The device of the scroll further means that Latro only narrates what he can recollect on the days when he is able, willing, or remembers to write. This allows Wolfe to make some spectacular jump cuts, throwing the reader into some violent action, the prelude of which may only become clear some chapters later when someone else relates it to Latro. Important plot developments occur off stage, and are only revealed some time after they have happened. It’s a bit like reading a literary version of a Nicholas Roeg movie, and Wolfe can’t be accused of not challenging his readers. But it works, and means the reader never quite knows what is going to come next. They are certainly never bored by overlong transitional scenes.
The main reason, however, that Soldier of Sidon works as historical fantasy is that Wolfe knows how to write historical fiction.
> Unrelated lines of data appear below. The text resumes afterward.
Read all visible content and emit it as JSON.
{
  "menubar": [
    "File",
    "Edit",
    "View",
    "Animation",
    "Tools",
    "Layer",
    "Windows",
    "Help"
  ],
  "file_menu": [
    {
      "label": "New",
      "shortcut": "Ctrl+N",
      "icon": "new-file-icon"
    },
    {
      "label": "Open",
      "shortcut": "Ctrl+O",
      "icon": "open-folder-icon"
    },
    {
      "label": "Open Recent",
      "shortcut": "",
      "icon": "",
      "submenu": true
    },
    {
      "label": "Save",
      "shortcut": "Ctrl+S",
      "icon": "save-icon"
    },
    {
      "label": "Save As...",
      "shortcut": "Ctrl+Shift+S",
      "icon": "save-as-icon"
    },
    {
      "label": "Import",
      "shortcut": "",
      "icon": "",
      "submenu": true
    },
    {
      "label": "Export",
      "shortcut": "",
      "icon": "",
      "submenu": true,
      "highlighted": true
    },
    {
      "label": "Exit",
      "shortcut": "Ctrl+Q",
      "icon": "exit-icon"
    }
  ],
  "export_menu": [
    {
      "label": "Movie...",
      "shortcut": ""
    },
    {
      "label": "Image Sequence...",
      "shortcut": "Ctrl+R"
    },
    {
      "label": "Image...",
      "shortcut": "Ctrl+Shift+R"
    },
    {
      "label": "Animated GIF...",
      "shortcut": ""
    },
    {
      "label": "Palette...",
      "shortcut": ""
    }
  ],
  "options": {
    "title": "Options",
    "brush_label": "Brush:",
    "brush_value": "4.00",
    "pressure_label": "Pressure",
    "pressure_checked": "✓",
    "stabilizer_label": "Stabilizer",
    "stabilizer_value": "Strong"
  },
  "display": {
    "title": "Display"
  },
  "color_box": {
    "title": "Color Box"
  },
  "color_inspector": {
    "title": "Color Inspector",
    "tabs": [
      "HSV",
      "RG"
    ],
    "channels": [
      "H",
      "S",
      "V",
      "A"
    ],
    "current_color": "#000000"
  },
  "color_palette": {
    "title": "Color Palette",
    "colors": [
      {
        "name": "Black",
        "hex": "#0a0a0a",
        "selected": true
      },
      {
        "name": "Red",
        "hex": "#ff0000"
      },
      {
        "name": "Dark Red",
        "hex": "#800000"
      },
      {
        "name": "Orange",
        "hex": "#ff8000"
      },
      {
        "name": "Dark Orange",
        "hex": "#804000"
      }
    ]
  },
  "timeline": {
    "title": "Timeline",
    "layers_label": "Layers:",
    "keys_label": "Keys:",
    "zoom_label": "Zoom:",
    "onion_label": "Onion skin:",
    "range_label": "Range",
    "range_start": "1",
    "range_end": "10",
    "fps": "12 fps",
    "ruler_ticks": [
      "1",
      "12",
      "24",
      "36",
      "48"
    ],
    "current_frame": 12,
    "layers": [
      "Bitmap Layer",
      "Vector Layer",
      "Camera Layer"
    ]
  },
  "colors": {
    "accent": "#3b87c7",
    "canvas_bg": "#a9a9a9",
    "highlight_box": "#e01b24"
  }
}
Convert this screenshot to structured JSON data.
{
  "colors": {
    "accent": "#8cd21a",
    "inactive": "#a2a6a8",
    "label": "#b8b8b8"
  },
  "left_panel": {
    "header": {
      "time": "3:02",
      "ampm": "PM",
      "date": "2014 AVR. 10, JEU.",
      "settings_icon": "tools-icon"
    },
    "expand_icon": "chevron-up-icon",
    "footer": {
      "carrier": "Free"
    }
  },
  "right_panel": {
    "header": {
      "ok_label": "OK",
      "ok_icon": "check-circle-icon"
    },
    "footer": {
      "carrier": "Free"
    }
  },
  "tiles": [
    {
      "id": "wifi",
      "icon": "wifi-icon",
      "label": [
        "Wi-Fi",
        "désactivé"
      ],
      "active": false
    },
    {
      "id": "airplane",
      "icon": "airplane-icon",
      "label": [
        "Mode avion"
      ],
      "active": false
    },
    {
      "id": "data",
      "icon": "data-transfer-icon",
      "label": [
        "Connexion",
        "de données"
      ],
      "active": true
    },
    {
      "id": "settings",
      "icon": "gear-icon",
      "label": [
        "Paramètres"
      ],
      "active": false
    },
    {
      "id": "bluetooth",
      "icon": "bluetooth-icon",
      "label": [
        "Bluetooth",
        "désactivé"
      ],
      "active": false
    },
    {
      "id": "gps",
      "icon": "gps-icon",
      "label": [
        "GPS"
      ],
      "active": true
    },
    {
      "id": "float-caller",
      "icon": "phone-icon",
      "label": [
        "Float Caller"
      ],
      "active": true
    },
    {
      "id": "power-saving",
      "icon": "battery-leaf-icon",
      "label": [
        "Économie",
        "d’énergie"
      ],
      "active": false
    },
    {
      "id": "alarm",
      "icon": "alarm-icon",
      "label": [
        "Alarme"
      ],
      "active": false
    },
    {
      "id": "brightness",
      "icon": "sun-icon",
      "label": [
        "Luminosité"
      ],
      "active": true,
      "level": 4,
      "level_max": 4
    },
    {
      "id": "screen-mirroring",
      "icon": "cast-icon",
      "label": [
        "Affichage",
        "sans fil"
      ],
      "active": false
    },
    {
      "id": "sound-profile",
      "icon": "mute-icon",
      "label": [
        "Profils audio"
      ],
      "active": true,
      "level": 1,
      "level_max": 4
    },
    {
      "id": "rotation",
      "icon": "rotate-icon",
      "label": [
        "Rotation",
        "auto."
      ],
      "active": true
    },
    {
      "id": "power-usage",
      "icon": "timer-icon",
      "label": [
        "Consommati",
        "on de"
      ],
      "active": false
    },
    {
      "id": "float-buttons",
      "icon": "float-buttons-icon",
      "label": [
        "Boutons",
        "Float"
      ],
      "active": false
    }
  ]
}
All his characters, real (and there are fewer of those than in the previous novels) or imaginary, act in plausible ways, and their concerns are, for the most part, those of the time, not those that might interest a twenty-first century reader. (Wolfe slips once on this score, when Latro, watching a bullfight, muses that a purpose-built arena might be better. But he has been so successful elsewhere that we forgive him this.) There is nothing of the flaw of weak writers of historical fiction, to parade their research to prove that they’ve done it. Even the device of translating many place names (though fewer in this novel than before, and only very rarely personal names) into the English equivalent of what Latro thinks they mean (which is not always what they actually do mean), a device I found irritating when I first started reading Soldier of the Mist, becomes something that one just accepts.
To this can be added that Latro remains a very likable character. Stripped of his memory, he is also stripped of prejudice and preconception. He takes people as he finds them, and his instincts are usually sound. And his lack of recollection does not make him easily fooled, even if others assume it does. Constantly people try to lead him to taking action that he instinctively knows to be wrong, and will not do.
Soldier of Sidon ends with Latro’s story still unresolved. The scroll ends up in a vase that is discovered at the bottom of Lake Nasser. Wolfe gives no indication that there are any further scrolls, but this reviewer at least hopes that one will be discovered in the not-too-distant future. And will Soldier of Sidon win the World Fantasy Award? I can’t judge, not having read any of the others on the shortlist. But it is an engaging yet challenging novel, and recognition would be deserved.
One final word: illustrated books are rare these days, but Soldier of Sidon is blessed with delightful pencil sketches by David Grove.
Tony Keen reviews for Vector, where an earlier version of this piece first appeared.